** Opening Data under study block **
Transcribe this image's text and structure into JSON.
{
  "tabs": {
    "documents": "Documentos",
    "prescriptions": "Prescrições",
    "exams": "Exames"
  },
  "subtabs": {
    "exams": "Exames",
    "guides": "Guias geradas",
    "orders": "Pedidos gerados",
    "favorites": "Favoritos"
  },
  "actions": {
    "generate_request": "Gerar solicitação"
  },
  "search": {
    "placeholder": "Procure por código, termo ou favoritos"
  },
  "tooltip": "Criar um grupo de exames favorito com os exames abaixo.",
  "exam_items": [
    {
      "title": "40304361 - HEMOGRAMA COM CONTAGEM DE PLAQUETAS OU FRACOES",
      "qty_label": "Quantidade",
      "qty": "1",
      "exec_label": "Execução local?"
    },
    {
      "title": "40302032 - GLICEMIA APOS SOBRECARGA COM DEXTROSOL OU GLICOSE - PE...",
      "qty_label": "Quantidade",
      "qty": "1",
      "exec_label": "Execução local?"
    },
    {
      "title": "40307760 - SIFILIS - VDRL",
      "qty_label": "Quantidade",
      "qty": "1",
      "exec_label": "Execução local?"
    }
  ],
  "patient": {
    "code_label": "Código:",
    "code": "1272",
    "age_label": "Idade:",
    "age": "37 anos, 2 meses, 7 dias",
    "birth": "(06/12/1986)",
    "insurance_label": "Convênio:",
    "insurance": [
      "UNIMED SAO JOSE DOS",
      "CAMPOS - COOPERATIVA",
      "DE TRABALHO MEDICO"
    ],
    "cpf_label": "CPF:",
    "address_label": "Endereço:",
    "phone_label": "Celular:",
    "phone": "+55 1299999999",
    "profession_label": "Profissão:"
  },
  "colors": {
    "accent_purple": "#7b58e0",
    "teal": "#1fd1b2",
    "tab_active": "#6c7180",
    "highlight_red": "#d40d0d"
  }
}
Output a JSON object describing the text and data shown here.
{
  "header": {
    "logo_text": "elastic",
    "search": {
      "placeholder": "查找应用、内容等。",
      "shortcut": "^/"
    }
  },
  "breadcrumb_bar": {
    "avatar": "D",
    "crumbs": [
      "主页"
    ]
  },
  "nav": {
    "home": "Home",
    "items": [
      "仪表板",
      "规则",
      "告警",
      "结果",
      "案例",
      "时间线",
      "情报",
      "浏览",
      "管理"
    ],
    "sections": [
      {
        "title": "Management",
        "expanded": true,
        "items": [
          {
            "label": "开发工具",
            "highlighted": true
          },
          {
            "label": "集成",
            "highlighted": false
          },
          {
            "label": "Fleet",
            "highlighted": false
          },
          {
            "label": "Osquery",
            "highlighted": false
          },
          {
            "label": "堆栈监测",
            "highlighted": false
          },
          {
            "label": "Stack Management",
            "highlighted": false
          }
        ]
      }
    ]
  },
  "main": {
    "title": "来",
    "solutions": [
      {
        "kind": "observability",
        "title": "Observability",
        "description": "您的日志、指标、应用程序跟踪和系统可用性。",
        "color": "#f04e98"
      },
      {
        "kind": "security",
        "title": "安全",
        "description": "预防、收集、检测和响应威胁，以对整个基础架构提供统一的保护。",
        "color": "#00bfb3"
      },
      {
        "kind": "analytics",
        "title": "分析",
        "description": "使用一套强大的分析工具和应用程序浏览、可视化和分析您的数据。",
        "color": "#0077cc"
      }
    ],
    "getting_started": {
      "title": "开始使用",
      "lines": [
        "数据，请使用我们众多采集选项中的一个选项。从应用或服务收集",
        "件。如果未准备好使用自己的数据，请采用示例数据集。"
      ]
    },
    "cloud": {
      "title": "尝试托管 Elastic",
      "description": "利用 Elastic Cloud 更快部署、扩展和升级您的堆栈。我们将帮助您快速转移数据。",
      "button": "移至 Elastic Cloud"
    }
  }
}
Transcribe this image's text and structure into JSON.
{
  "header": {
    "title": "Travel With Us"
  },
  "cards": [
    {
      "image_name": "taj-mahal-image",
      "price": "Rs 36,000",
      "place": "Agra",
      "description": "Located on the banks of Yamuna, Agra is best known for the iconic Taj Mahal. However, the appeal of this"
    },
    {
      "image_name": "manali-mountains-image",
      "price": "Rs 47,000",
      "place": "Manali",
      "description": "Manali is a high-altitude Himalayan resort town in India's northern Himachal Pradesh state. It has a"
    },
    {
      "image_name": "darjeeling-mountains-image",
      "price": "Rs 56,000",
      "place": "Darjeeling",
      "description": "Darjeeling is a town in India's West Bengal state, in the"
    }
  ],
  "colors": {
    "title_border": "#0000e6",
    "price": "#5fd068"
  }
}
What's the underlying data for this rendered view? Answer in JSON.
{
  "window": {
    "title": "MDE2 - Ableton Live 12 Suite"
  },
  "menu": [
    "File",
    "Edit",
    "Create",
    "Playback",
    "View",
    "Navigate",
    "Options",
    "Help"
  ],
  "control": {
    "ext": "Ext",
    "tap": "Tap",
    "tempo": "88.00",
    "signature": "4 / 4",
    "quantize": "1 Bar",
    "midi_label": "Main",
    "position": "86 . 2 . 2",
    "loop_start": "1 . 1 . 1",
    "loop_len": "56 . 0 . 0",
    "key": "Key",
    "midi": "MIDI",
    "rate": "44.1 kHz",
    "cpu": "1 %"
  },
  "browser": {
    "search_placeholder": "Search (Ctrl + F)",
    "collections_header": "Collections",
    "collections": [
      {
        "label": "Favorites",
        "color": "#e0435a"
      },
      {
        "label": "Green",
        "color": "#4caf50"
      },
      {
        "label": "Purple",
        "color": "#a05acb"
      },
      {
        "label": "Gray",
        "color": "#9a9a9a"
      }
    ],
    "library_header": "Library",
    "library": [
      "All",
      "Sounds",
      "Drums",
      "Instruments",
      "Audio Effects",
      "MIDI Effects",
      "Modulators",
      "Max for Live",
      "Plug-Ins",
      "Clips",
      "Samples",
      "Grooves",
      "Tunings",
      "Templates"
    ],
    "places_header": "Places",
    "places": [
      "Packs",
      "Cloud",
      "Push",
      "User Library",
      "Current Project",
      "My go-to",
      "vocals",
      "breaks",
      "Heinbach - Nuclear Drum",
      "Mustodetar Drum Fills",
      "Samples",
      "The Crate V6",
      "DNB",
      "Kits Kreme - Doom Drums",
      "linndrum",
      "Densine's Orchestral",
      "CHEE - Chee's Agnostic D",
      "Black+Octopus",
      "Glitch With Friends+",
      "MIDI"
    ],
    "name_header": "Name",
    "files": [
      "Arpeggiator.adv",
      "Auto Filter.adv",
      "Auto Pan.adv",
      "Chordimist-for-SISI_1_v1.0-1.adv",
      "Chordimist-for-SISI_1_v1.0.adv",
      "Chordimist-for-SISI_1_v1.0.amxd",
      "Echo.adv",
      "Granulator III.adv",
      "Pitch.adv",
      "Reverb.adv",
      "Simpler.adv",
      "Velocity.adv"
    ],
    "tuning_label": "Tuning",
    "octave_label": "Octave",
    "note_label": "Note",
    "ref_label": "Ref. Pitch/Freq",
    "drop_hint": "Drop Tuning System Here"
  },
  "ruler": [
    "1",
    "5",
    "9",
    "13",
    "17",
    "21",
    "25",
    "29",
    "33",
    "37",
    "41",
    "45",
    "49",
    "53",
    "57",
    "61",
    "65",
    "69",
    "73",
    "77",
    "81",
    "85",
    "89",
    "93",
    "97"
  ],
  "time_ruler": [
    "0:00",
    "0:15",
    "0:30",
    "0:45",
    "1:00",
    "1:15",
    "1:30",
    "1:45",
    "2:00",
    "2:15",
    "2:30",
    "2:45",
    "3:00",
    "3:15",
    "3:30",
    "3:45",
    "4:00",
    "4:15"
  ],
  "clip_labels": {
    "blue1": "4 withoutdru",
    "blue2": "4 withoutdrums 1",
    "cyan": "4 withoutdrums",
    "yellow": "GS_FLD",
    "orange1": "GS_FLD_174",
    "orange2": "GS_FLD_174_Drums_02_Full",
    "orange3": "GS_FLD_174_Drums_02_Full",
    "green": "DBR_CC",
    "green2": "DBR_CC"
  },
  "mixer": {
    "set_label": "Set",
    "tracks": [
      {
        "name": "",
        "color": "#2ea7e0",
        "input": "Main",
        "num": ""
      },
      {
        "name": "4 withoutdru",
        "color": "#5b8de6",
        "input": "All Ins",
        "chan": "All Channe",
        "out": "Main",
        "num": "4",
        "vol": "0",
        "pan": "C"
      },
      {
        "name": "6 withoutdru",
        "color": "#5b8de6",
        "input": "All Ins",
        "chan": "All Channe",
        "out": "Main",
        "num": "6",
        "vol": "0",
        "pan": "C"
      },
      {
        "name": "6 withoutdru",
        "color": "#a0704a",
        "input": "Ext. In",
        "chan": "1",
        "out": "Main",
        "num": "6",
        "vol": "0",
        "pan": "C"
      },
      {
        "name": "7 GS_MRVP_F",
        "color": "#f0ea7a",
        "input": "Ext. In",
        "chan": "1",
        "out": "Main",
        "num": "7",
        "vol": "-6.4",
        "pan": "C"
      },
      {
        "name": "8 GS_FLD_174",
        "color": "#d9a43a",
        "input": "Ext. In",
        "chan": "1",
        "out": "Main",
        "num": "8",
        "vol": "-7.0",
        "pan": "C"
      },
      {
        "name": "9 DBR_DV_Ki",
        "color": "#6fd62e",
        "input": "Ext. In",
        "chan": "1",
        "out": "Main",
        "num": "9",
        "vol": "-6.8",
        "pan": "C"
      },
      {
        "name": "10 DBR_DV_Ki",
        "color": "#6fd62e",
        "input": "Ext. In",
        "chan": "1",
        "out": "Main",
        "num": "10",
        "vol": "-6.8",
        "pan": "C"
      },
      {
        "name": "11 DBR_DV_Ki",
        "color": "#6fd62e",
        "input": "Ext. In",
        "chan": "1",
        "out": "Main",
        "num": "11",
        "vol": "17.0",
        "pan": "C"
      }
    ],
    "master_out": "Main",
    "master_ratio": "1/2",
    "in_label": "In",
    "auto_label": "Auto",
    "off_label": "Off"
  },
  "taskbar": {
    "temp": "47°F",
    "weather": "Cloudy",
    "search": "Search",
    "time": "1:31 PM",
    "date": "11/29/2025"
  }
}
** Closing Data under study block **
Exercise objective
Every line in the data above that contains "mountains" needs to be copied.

Task response
      "image_name": "manali-mountains-image",
      "image_name": "darjeeling-mountains-image",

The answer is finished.